--- START ---

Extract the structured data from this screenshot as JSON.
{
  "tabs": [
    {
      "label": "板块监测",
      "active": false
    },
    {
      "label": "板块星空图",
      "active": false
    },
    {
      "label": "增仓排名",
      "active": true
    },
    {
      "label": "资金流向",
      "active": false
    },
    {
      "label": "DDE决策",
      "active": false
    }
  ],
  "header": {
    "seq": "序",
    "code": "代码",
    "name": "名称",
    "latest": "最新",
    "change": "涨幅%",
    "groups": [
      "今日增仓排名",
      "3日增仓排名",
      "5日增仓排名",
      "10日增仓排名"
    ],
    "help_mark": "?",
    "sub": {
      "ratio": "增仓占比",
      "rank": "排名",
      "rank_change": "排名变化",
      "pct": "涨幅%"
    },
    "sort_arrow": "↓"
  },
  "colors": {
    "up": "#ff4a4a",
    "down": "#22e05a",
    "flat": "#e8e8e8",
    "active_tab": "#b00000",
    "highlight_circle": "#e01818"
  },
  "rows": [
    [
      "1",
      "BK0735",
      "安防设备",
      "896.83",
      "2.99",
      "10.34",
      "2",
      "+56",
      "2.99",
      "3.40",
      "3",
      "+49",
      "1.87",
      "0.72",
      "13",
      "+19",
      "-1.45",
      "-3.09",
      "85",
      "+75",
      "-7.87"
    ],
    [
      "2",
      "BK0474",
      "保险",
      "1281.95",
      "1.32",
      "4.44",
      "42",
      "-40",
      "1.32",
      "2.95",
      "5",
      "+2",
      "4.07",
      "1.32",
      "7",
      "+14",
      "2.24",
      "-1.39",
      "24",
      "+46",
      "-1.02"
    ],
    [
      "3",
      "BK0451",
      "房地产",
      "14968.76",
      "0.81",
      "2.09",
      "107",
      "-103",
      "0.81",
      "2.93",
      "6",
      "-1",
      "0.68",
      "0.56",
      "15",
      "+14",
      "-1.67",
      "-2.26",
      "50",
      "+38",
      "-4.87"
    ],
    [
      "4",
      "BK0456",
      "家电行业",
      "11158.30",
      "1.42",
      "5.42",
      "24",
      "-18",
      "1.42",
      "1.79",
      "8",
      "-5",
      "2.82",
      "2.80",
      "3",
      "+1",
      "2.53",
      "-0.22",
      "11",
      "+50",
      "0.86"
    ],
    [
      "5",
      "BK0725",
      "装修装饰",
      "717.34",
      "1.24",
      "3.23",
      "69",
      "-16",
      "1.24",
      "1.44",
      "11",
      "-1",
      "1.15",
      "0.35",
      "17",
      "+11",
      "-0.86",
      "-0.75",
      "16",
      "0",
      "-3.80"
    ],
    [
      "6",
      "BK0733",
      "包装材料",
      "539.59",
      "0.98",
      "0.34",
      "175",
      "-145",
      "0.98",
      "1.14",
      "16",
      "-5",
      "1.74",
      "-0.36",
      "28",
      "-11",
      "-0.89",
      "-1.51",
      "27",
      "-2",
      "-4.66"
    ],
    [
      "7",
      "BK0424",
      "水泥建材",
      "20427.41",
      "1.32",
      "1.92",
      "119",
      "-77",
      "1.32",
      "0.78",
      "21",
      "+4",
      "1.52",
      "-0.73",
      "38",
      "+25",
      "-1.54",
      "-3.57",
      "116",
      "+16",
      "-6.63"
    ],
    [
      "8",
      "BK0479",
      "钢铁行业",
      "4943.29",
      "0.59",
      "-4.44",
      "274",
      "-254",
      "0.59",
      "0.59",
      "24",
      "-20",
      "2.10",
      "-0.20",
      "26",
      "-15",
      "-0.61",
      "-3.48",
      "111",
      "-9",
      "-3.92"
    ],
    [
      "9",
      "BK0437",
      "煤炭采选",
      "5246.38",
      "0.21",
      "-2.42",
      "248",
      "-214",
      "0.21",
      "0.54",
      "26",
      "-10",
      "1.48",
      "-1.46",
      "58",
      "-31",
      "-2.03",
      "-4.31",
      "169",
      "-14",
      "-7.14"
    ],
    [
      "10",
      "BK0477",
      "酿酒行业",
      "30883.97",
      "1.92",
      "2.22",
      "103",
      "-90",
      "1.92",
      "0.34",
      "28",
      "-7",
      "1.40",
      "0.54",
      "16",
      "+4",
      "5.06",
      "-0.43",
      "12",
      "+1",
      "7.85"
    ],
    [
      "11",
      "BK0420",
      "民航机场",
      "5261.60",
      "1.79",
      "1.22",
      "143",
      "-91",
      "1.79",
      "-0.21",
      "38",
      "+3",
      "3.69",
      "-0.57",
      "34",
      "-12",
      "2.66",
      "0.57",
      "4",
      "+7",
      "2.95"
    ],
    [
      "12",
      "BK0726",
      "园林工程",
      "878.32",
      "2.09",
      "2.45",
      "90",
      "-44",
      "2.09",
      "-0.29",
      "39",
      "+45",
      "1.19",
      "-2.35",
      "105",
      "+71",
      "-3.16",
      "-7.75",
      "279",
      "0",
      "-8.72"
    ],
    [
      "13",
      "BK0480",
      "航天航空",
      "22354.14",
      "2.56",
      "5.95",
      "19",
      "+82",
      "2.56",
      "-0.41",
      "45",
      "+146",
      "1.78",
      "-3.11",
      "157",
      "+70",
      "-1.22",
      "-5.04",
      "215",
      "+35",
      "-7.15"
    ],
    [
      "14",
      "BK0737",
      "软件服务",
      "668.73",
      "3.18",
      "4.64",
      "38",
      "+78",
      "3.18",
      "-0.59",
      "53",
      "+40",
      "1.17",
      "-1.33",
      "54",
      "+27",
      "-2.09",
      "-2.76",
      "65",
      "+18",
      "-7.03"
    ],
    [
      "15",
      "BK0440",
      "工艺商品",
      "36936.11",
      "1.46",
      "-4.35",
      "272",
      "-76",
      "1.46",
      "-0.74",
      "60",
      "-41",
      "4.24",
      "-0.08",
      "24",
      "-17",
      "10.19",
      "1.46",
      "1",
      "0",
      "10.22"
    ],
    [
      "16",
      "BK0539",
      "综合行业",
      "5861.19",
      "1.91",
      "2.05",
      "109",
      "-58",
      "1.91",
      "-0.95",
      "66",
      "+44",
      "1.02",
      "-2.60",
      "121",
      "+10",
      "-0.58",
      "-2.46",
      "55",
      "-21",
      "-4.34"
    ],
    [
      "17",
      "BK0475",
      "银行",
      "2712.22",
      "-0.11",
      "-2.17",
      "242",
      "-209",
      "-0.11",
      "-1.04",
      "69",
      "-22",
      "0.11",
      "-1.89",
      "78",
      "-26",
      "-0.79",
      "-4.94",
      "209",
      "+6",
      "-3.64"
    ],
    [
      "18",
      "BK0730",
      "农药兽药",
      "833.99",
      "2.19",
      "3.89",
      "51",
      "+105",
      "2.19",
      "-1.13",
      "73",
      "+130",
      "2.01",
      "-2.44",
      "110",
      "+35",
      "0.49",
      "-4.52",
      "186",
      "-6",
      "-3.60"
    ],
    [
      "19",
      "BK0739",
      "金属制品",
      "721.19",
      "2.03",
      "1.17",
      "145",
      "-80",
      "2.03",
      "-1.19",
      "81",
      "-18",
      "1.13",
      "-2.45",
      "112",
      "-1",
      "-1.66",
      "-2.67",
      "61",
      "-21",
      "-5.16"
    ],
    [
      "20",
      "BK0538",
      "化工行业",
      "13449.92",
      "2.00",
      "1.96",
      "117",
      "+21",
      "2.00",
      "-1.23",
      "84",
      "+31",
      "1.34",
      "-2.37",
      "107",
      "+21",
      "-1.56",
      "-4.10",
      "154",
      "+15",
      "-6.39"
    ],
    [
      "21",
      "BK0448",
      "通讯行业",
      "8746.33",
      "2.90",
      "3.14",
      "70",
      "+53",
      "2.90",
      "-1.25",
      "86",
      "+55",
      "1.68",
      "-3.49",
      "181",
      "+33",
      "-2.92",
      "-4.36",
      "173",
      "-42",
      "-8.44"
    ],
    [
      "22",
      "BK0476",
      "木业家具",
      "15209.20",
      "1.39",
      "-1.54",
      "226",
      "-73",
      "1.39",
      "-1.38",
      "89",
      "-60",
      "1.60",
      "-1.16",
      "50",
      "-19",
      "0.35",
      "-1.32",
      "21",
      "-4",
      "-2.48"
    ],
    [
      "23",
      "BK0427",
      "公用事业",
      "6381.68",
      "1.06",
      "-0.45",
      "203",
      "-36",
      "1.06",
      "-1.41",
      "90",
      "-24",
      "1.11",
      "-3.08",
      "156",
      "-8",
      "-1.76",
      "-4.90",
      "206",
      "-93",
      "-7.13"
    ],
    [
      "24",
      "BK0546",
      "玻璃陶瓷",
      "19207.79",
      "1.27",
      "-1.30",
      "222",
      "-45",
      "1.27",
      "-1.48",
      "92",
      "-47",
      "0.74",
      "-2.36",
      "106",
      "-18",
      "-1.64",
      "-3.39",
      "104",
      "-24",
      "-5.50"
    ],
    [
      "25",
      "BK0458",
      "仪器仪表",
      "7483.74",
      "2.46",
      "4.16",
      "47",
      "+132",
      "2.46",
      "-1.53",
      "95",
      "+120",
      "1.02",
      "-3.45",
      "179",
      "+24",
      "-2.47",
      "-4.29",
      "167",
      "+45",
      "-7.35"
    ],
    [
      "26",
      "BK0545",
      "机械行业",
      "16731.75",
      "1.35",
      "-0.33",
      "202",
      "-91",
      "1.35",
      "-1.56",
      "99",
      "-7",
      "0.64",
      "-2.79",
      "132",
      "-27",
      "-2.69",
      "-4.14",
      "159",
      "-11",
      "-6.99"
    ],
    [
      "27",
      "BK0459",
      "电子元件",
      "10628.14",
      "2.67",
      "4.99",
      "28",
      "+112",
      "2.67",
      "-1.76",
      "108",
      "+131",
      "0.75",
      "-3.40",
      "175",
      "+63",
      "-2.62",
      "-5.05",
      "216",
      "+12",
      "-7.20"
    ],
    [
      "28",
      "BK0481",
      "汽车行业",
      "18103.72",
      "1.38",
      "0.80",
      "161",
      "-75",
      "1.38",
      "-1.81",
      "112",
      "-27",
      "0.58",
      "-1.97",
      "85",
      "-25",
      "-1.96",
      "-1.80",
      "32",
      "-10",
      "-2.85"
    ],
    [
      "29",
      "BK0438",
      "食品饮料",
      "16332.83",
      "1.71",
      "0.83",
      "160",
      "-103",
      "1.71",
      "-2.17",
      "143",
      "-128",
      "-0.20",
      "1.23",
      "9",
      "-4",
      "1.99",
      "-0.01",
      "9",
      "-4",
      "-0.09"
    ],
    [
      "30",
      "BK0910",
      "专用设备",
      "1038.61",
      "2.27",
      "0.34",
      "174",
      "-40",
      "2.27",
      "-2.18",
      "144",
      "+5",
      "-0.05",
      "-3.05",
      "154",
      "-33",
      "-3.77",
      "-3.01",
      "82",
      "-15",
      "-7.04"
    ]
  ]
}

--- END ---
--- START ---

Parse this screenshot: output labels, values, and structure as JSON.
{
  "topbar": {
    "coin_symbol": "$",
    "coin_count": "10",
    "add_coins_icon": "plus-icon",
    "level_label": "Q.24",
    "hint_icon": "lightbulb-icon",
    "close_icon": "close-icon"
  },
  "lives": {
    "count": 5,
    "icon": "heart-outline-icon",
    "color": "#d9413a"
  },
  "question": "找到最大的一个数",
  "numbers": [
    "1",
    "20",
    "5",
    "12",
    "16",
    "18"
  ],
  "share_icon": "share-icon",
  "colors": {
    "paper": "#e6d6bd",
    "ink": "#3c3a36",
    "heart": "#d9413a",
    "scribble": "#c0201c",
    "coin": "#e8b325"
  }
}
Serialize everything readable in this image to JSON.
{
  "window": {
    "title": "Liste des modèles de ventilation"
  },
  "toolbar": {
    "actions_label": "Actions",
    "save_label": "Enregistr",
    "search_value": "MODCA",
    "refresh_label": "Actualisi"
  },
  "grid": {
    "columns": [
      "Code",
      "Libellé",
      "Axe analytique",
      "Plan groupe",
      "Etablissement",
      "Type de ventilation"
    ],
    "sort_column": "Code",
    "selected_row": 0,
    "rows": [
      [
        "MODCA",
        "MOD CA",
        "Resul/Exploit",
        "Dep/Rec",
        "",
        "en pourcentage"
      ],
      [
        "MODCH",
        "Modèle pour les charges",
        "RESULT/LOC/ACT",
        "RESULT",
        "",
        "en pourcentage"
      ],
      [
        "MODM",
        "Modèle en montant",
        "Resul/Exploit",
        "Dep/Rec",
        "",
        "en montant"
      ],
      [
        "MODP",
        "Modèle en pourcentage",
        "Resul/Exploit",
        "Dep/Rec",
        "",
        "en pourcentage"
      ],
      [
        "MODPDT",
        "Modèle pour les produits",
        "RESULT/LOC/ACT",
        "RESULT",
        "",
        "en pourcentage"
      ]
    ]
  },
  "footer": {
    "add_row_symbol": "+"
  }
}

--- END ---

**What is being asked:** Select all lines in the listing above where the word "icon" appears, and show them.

**Response to this exercise:**
    "add_coins_icon": "plus-icon",
    "hint_icon": "lightbulb-icon",
    "close_icon": "close-icon"
    "icon": "heart-outline-icon",
  "share_icon": "share-icon",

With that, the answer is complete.